'Inclusive of contractors'
Contractors at Lloyds facing the three-day week have no such relief, however, as the bank ‘phased-out’ PSCs in February and phased in umbrellas from March, states an internal memo.
Yet the memo adds: “We understand that these are challenging times [due to covid-19]. We are considering a range of options to support colleagues inclusive of contractors.”
Sounding glad consideration turned into supportive action, an LBG contractor said last night: “The bank has not only given us the two weeks [at our contracted rates due to the lockdown].
“In fact, they went further and extended it, so now we have our full rates for three weeks. That means we contractors get paid for longer, albeit now until just tomorrow, as it stands.”
A Lloyds spokesperson is yet to respond to a request to say if the rate coverage might be increased further, now that the government looks set to extend the lockdown period.
'Totally unacceptable, irresponsible'
But another LBG contractor wants action in relation to IR35 reform; not rates of pay.
“I find this approach [of the bank not reversing their decision to ban PSCs to be] totally unacceptable and irresponsible.
“The government has decided to postpone the implementation of the new IR35 legislation to help millions of self employed in these difficult times.
“But [Lloyds and other big] banks are nullifying the government concession only because someone in HR cannot be bothered to change again the plans made.”
The contractor added: “Due to the situation with Covid-19, finding a new job in the next months will be incredibly difficult, and these [big] companies are using this dramatic situation to impose their will, openly going against the government”.
'We will not be furloughed'
Meanwhile, a third Lloyds contractor hinted the rate coverage being extended to three weeks was helpful, but only because newly enrolled umbrella workers like him may get little else.
“Given that we all switched to umbrella on March 1st, we will not be furloughed from the umbrella companies as it [the CJRS] applies only to work started on or before February 28.”
The ContractorUK reader added: “My accountant says we can furlough [ourselves] as limited companies, but I’m waiting for more details. It's all still very much up in the air.”
'Tech contractors better-placed'
According to one veteran recruiter, any coronavirus-related cash or support that contractors can pin down during the UK-wide shutdown is a bonus to their already enviable situation.
Asked what his agency’s clients were doing to help candidates in response to covid-19, the agency boss said: “Out of all those we place, tech contractors are better placed than most.
“They are better placed than other types of workers, and better placed than those in other sectors, given their greater propensity and ease at seamlessly working from home.
'Lockdown is the sole reason reform got delayed'
But to accountant Carolyn Walsh, that almost sums up the government’s way of thinking.

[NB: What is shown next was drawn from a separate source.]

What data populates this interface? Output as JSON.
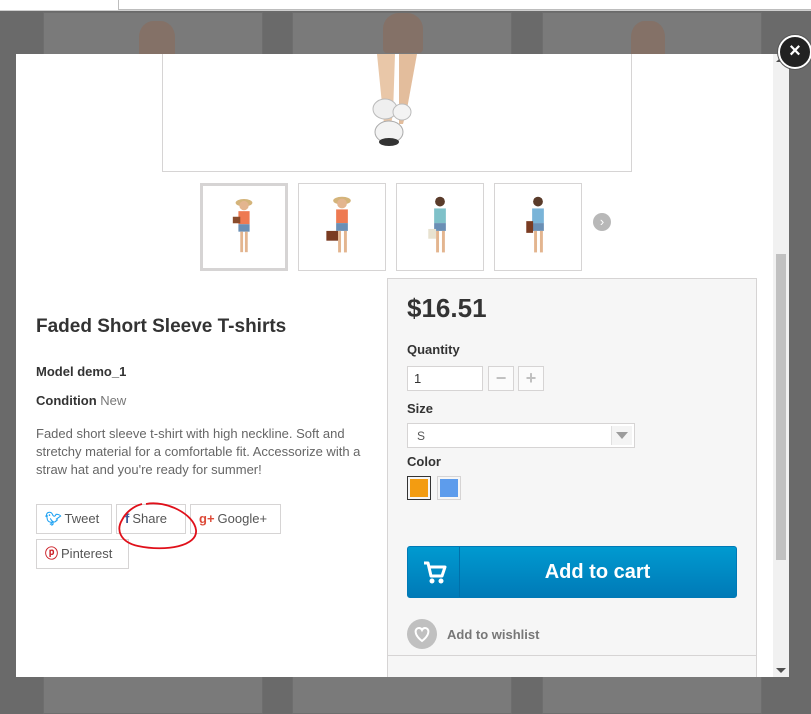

“It now seems that IR35 reform was only delayed because it was known that the country was about to go into lockdown.
“It is expected – by officialdom at least, that contractors won’t need much support as they can use money built up in the company to fund themselves, even if sick or not working.”
'Barclays are rate tripling'
Despite the expectation (which Walsh believes is unfair), Barclays has quietly agreed to pay contractors who work on its frontline, customer-facing operations at three times their contracted rates.
But the bank declined to be drawn on reports that all Barclays staff reduction programmes are being paused; that no new contractor terminations will be made and that any recently terminated contractors can be furloughed with 80% pay reimbursements until June, other than to suggest that all the reports were inaccurate.